**WORK INSTRUCTION**.
Retype the records below exactly as they appear.

**Extracted data entries**.
____
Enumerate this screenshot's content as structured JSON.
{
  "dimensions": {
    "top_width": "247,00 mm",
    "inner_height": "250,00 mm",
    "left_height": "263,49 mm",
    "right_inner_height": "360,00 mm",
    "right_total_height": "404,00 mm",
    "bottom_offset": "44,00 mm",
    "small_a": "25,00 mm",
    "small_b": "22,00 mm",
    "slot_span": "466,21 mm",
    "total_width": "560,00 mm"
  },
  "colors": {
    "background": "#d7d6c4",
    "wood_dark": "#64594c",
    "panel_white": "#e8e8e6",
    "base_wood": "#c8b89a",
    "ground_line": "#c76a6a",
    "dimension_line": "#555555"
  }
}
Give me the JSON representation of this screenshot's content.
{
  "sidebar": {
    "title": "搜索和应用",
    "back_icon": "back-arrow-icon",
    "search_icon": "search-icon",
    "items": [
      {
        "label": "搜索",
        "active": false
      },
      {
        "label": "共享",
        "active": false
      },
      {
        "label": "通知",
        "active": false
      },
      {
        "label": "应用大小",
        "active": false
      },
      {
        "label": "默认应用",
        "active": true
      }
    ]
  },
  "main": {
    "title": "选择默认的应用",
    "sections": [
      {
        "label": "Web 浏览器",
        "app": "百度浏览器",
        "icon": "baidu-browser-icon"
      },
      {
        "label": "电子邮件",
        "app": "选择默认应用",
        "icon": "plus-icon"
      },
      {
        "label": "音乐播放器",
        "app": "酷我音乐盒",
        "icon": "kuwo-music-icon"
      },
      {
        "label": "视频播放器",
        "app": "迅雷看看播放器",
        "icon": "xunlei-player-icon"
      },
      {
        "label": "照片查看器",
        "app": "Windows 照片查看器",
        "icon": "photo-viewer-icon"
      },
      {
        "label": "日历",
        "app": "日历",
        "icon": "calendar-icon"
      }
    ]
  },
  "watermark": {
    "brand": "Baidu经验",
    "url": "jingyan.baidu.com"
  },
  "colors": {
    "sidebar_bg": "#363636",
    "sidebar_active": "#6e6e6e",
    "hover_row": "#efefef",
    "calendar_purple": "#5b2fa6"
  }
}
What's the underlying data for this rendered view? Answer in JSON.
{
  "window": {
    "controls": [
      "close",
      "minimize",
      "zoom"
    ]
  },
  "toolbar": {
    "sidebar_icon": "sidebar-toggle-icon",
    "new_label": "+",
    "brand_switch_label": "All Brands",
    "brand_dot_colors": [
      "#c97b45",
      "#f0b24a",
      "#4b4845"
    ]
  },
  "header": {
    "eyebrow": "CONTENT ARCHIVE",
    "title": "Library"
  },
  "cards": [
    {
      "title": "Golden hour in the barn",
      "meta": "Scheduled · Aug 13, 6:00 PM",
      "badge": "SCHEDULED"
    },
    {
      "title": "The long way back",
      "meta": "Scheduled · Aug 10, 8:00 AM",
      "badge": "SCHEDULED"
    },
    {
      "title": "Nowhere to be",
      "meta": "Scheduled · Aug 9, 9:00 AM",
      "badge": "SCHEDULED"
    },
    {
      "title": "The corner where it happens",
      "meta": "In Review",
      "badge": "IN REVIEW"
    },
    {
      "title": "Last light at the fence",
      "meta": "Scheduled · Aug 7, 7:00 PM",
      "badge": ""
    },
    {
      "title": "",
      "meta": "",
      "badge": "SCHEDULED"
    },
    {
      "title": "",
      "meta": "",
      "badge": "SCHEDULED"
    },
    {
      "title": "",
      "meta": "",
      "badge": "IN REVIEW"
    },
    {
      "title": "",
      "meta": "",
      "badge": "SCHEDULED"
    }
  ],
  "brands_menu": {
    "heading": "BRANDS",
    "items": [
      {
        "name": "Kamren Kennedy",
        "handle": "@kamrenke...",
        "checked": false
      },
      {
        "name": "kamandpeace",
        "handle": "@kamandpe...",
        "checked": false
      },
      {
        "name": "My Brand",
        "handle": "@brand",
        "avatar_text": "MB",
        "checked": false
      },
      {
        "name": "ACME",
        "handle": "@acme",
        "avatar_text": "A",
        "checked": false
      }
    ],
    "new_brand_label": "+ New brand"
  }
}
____
**RESULT**.
Enumerate this screenshot's content as structured JSON.
{
  "dimensions": {
    "top_width": "247,00 mm",
    "inner_height": "250,00 mm",
    "left_height": "263,49 mm",
    "right_inner_height": "360,00 mm",
    "right_total_height": "404,00 mm",
    "bottom_offset": "44,00 mm",
    "small_a": "25,00 mm",
    "small_b": "22,00 mm",
    "slot_span": "466,21 mm",
    "total_width": "560,00 mm"
  },
  "colors": {
    "background": "#d7d6c4",
    "wood_dark": "#64594c",
    "panel_white": "#e8e8e6",
    "base_wood": "#c8b89a",
    "ground_line": "#c76a6a",
    "dimension_line": "#555555"
  }
}
Give me the JSON representation of this screenshot's content.
{
  "sidebar": {
    "title": "搜索和应用",
    "back_icon": "back-arrow-icon",
    "search_icon": "search-icon",
    "items": [
      {
        "label": "搜索",
        "active": false
      },
      {
        "label": "共享",
        "active": false
      },
      {
        "label": "通知",
        "active": false
      },
      {
        "label": "应用大小",
        "active": false
      },
      {
        "label": "默认应用",
        "active": true
      }
    ]
  },
  "main": {
    "title": "选择默认的应用",
    "sections": [
      {
        "label": "Web 浏览器",
        "app": "百度浏览器",
        "icon": "baidu-browser-icon"
      },
      {
        "label": "电子邮件",
        "app": "选择默认应用",
        "icon": "plus-icon"
      },
      {
        "label": "音乐播放器",
        "app": "酷我音乐盒",
        "icon": "kuwo-music-icon"
      },
      {
        "label": "视频播放器",
        "app": "迅雷看看播放器",
        "icon": "xunlei-player-icon"
      },
      {
        "label": "照片查看器",
        "app": "Windows 照片查看器",
        "icon": "photo-viewer-icon"
      },
      {
        "label": "日历",
        "app": "日历",
        "icon": "calendar-icon"
      }
    ]
  },
  "watermark": {
    "brand": "Baidu经验",
    "url": "jingyan.baidu.com"
  },
  "colors": {
    "sidebar_bg": "#363636",
    "sidebar_active": "#6e6e6e",
    "hover_row": "#efefef",
    "calendar_purple": "#5b2fa6"
  }
}
What's the underlying data for this rendered view? Answer in JSON.
{
  "window": {
    "controls": [
      "close",
      "minimize",
      "zoom"
    ]
  },
  "toolbar": {
    "sidebar_icon": "sidebar-toggle-icon",
    "new_label": "+",
    "brand_switch_label": "All Brands",
    "brand_dot_colors": [
      "#c97b45",
      "#f0b24a",
      "#4b4845"
    ]
  },
  "header": {
    "eyebrow": "CONTENT ARCHIVE",
    "title": "Library"
  },
  "cards": [
    {
      "title": "Golden hour in the barn",
      "meta": "Scheduled · Aug 13, 6:00 PM",
      "badge": "SCHEDULED"
    },
    {
      "title": "The long way back",
      "meta": "Scheduled · Aug 10, 8:00 AM",
      "badge": "SCHEDULED"
    },
    {
      "title": "Nowhere to be",
      "meta": "Scheduled · Aug 9, 9:00 AM",
      "badge": "SCHEDULED"
    },
    {
      "title": "The corner where it happens",
      "meta": "In Review",
      "badge": "IN REVIEW"
    },
    {
      "title": "Last light at the fence",
      "meta": "Scheduled · Aug 7, 7:00 PM",
      "badge": ""
    },
    {
      "title": "",
      "meta": "",
      "badge": "SCHEDULED"
    },
    {
      "title": "",
      "meta": "",
      "badge": "SCHEDULED"
    },
    {
      "title": "",
      "meta": "",
      "badge": "IN REVIEW"
    },
    {
      "title": "",
      "meta": "",
      "badge": "SCHEDULED"
    }
  ],
  "brands_menu": {
    "heading": "BRANDS",
    "items": [
      {
        "name": "Kamren Kennedy",
        "handle": "@kamrenke...",
        "checked": false
      },
      {
        "name": "kamandpeace",
        "handle": "@kamandpe...",
        "checked": false
      },
      {
        "name": "My Brand",
        "handle": "@brand",
        "avatar_text": "MB",
        "checked": false
      },
      {
        "name": "ACME",
        "handle": "@acme",
        "avatar_text": "A",
        "checked": false
      }
    ],
    "new_brand_label": "+ New brand"
  }
}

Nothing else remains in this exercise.